■ Your objective
Scan the data for "title" and copy the lines it appears in.

Start of Block

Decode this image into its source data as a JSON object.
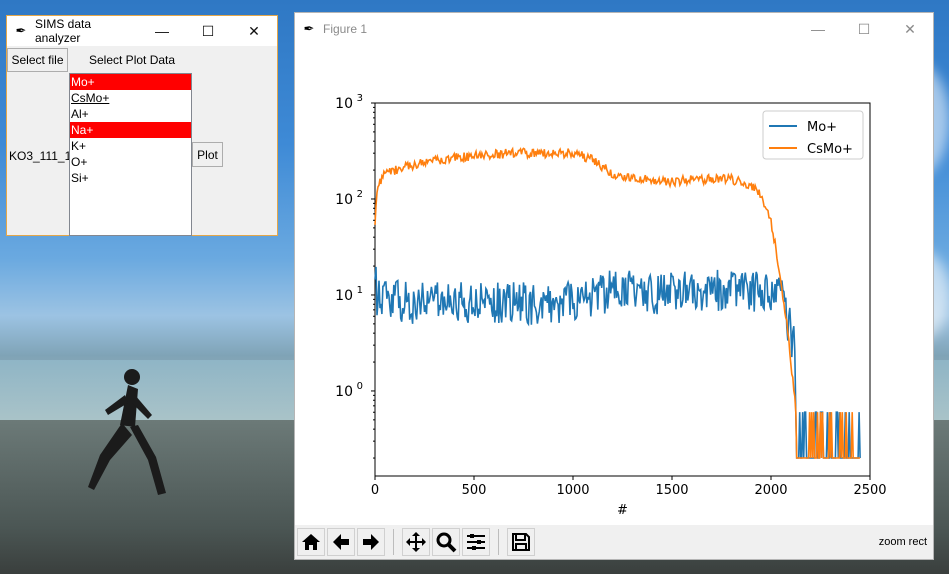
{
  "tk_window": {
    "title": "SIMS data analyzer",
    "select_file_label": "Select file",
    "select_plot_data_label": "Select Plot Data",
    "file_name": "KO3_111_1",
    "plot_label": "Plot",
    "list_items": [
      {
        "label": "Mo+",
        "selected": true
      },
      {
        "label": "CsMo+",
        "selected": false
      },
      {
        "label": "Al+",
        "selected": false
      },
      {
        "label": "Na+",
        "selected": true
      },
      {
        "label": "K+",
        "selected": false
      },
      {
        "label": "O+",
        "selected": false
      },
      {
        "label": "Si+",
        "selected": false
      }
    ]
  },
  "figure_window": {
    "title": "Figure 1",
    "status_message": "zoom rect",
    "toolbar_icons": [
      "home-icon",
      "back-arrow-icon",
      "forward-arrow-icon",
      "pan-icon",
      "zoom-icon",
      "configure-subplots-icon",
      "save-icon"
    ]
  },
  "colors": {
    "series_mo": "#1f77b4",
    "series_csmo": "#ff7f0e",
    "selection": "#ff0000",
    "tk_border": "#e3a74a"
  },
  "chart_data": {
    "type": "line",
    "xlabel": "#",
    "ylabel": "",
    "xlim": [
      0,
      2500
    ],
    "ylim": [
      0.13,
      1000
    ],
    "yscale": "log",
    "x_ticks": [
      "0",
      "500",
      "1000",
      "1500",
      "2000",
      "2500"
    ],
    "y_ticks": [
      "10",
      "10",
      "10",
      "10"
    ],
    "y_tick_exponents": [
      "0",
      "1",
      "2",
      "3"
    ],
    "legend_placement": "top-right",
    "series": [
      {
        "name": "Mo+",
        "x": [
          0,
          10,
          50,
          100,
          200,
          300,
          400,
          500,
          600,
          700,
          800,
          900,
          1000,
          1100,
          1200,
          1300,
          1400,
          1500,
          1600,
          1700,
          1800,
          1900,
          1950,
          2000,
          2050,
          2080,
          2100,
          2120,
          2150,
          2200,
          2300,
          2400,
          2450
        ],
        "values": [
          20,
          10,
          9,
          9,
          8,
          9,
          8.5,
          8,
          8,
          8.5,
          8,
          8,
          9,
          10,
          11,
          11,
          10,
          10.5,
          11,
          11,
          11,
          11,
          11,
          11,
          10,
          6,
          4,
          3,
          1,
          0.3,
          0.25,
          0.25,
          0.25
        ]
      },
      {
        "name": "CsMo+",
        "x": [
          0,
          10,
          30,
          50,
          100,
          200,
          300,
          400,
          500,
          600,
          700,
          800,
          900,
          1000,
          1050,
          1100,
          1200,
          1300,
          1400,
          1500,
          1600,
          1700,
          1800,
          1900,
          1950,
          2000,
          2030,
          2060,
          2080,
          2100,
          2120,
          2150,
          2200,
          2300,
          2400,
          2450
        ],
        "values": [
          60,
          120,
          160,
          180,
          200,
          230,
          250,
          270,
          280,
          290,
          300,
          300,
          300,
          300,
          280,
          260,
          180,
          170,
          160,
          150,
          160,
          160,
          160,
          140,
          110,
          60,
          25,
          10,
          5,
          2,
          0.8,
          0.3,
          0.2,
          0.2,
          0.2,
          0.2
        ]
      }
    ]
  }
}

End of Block

■ Response
    "title": "SIMS data analyzer",
    "title": "Figure 1",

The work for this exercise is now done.